Olaf Breuning presents RAIN, an exhibition of colorful new woodcut landscape paintings and carved stone sculptures that draw upon the natural world to consider the pressing environmental concerns we face today.
Breuning returns to a more raw mode of production for his paintings, using rough-hewn, chainsaw-cut woodblocks to stamp out vivid and chaotic compositions. The imagery made with the carved blocks––shapes of waves, stars, raindrops, and blades of grass––conjures a time before technology was at the heart of our lives, when we lived more in tune with our natural surroundings. Evoking meteorological maps of turbulent weather, the paintings are a metaphor for the rapid pace at which climate change is affecting our environment, which is in constant disarray. The artist hopes that they are also a call to action, or at the very least, a reason to rethink our relationship with nature and the consequences of our actions.
The carved stone sculptures in the exhibtition are from a series called Sad and Worried Animals. These works attempt to imagine that the animals comprehend the processes altering their habitats and humanity's destructive impact on the environment. The sculptures all have large, colorful glass eyes and sad expressions, as if they are anticipating terrible things to come.
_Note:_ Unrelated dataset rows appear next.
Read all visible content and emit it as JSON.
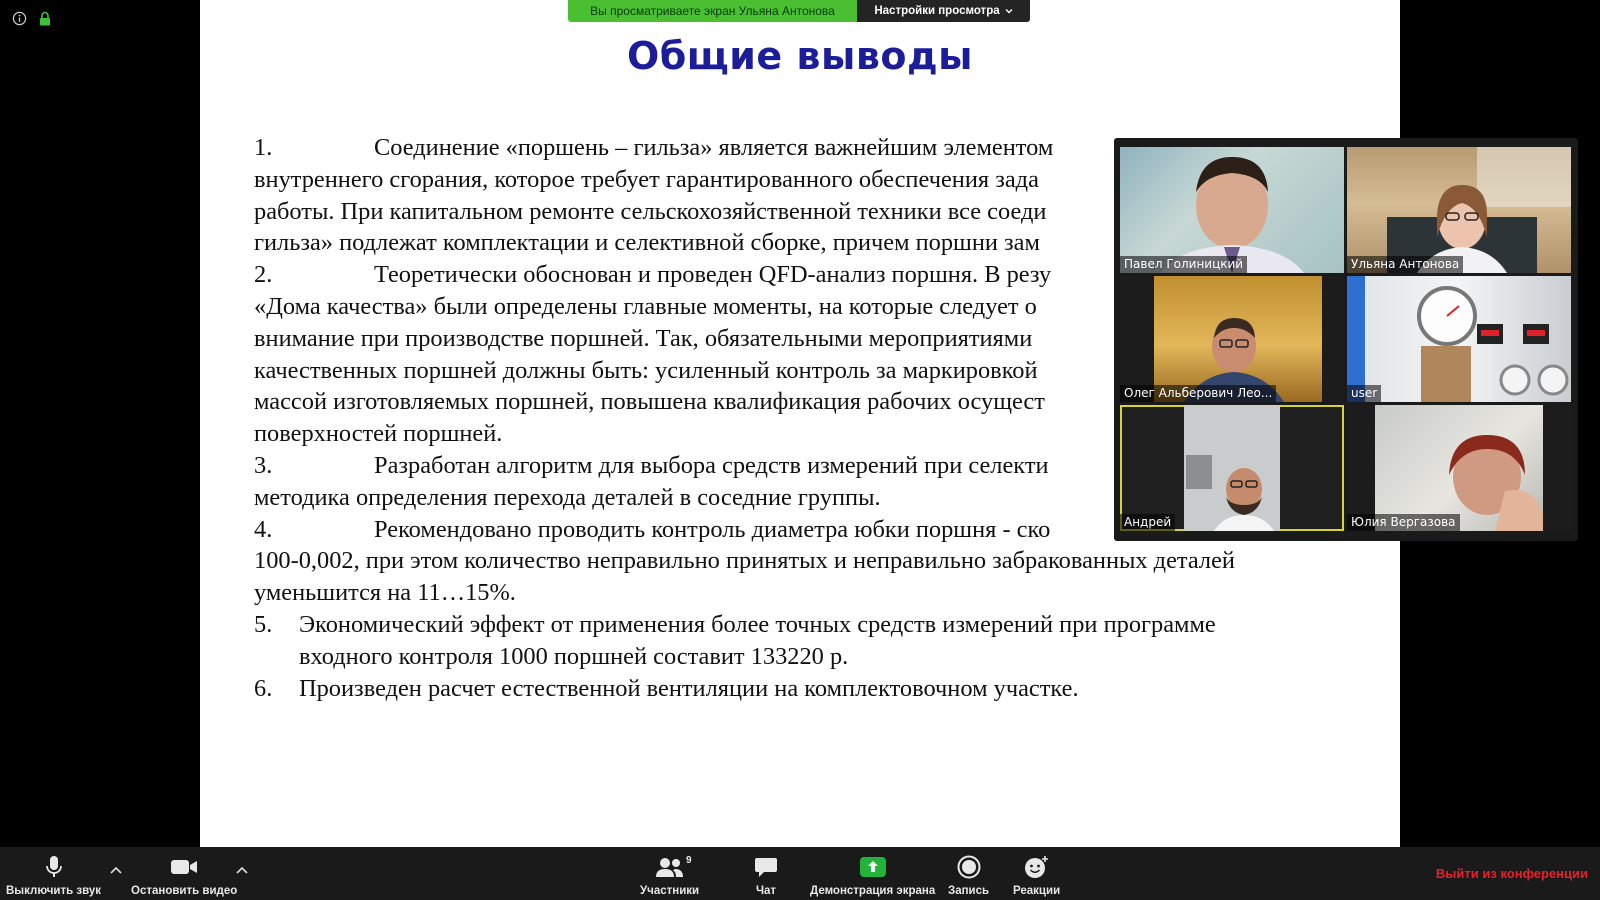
{
  "top_icons": [
    "info-icon",
    "lock-icon"
  ],
  "share_banner": {
    "viewing_text": "Вы просматриваете экран Ульяна Антонова",
    "view_options_label": "Настройки просмотра"
  },
  "slide": {
    "title": "Общие выводы",
    "items": [
      {
        "number": "1.",
        "lines": [
          "Соединение «поршень – гильза» является важнейшим элементом",
          "внутреннего сгорания, которое требует гарантированного обеспечения зада",
          "работы. При капитальном ремонте сельскохозяйственной техники все соеди",
          "гильза» подлежат комплектации и селективной сборке, причем поршни зам"
        ]
      },
      {
        "number": "2.",
        "lines": [
          "Теоретически обоснован и проведен QFD-анализ поршня. В резу",
          "«Дома качества» были определены главные моменты, на которые следует о",
          "внимание при производстве поршней. Так, обязательными мероприятиями",
          "качественных поршней должны быть: усиленный контроль за маркировкой",
          "массой изготовляемых поршней, повышена квалификация рабочих осущест",
          "поверхностей поршней."
        ]
      },
      {
        "number": "3.",
        "lines": [
          "Разработан алгоритм для выбора средств измерений при селекти",
          "методика определения перехода деталей в соседние группы."
        ]
      },
      {
        "number": "4.",
        "lines": [
          "Рекомендовано проводить контроль диаметра юбки поршня - ско",
          "100-0,002, при этом количество неправильно принятых и неправильно забракованных деталей",
          "уменьшится на 11…15%."
        ]
      },
      {
        "number": "5.",
        "lines": [
          "Экономический эффект от применения более точных средств измерений при программе",
          "входного контроля 1000 поршней составит 133220 р."
        ]
      },
      {
        "number": "6.",
        "lines": [
          "Произведен расчет естественной вентиляции на комплектовочном участке."
        ]
      }
    ]
  },
  "participants": [
    {
      "name": "Павел Голиницкий",
      "active": false
    },
    {
      "name": "Ульяна Антонова",
      "active": false
    },
    {
      "name": "Олег Альберович Лео...",
      "active": false
    },
    {
      "name": "user",
      "active": false
    },
    {
      "name": "Андрей",
      "active": true
    },
    {
      "name": "Юлия Вергазова",
      "active": false
    }
  ],
  "toolbar": {
    "mute_label": "Выключить звук",
    "video_label": "Остановить видео",
    "participants_label": "Участники",
    "participants_count": "9",
    "chat_label": "Чат",
    "share_label": "Демонстрация экрана",
    "record_label": "Запись",
    "reactions_label": "Реакции",
    "leave_label": "Выйти из конференции"
  },
  "colors": {
    "title_blue": "#1b1e98",
    "banner_green": "#4bbf32",
    "leave_red": "#e8202a",
    "share_green": "#23b33b",
    "active_speaker": "#d6d23a"
  }
}
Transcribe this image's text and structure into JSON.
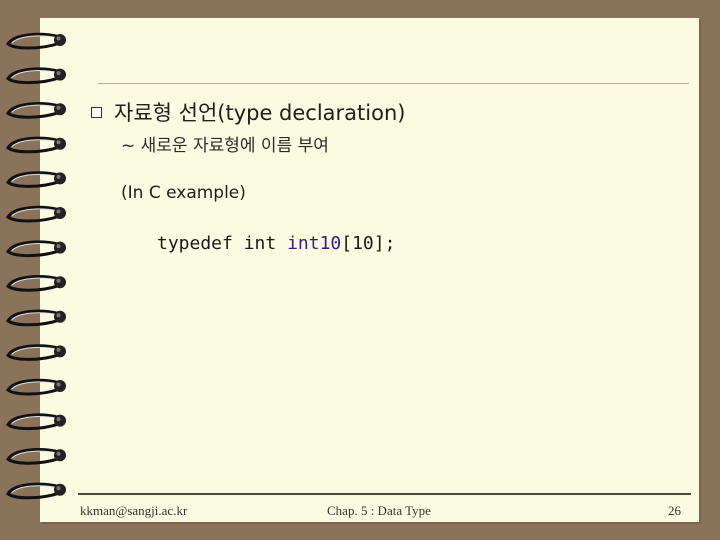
{
  "slide": {
    "heading": "자료형 선언(type declaration)",
    "subtext": "~ 새로운 자료형에 이름 부여",
    "example_label": "(In C example)",
    "code": {
      "keyword1": "typedef",
      "keyword2": "int",
      "type_name": "int10",
      "rest": "[10];"
    }
  },
  "footer": {
    "email": "kkman@sangji.ac.kr",
    "chapter": "Chap. 5 : Data Type",
    "page_number": "26"
  },
  "colors": {
    "background": "#8a735a",
    "page": "#fbfbe1",
    "type_name": "#3a1a7a"
  }
}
Olaf Breuning was born in 1970 in Schaffhausen, Switzerland, and lives and works in New York. He was the subject of a major retrospective at the NRW-Forum Düsseldorf in 2016. Additionally, he has had one-person exhibitions at Palais de Tokyo, Paris; Chisenhale Gallery, London; Kunstverein Freiburg, Germany; Kunsthall Stavanger, Norway; and the Paul Klee Museum, Bern. Public exhibitions of his work include the Public Art Fund commission Clouds, Doris C. Freedman Plaza, Central Park, New York, as well as the Public Art Fund exhibition Lightness of Being, City Hall Park, New York. He participated in the 2008 Whitney Biennial and has been featured in group exhibitions at the Museum of Modern Art, New York; Pompidou Center, Paris; Haus der Kunst, Munich; Kunsthalle Zurich; Walker Art Center, Minneapolis; Jeu de Paume, Paris; KW Institute for Contemporary Art, Berlin; Whitechapel Gallery, London; and the Mori Art Museum, Tokyo.